J came to me after three years of virtual abuse at the hands of his employer. He’d been sidelined, had his pay cut, was under pressure to achieve and yet, the area he was working in was offering reduced potential and lower sales margins.

J had done the only thing he knew how. He’d worked harder. This strained his relationship. He came home tired and although he felt he was making an effort, his heart and mind were usually somewhere else even on romantic moments with his partner.

J is not alone. The cost of stress at work and the illusion that harder work means better results has far reaching community impact.

J had other options:

1. Cull low priority activities in his daily work routine including creating shorter meetings and less time spent invested in panic.
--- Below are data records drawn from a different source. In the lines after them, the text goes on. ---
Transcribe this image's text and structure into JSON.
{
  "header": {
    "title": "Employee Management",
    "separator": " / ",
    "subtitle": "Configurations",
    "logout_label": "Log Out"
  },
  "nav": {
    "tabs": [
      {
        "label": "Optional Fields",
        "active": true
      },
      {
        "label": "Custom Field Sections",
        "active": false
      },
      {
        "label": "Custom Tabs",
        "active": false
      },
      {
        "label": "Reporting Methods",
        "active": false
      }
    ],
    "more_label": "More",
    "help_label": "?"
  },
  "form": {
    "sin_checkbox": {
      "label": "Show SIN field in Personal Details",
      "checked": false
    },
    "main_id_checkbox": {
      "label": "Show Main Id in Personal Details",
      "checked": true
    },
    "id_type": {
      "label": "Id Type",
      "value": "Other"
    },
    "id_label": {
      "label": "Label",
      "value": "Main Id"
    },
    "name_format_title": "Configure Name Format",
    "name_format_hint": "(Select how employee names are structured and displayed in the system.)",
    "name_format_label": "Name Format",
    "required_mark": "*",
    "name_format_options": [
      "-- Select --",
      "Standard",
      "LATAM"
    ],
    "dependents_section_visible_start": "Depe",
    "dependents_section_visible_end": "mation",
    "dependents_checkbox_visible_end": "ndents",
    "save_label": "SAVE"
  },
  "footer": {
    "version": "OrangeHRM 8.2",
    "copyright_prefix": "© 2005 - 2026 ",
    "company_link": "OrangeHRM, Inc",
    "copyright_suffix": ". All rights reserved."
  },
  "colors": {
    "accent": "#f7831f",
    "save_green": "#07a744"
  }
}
2. Relax more .. It’s amazing how much more effective our decisions and choices are in our work when we are calm. In fact I’d suggest our productivity goes up 20% automatically when we don’t panic. Best relaxation is exercise.

3. Love the challenge… J spent a lot of time complaining about why he was being persecuted at work, not taking into account that he’d really been in resentment for this job for a number of years. He really quit the job years ago and had been hiding under the radar hoping for a solution to pop out of a magic meeting with someone new. Instead, J could learn to appreciate where he is, in order to get what he wants.

4. J’s home life wasn’t on track. They wanted a baby, it wasn’t happening for some reason and this placed a huge lifestyle stress over J. Literally, it never left his mind. The key here would be to link this job to the happiness at home and make sure there was a positive association between what he wanted and what he was doing.

Live with an open heart,

Chris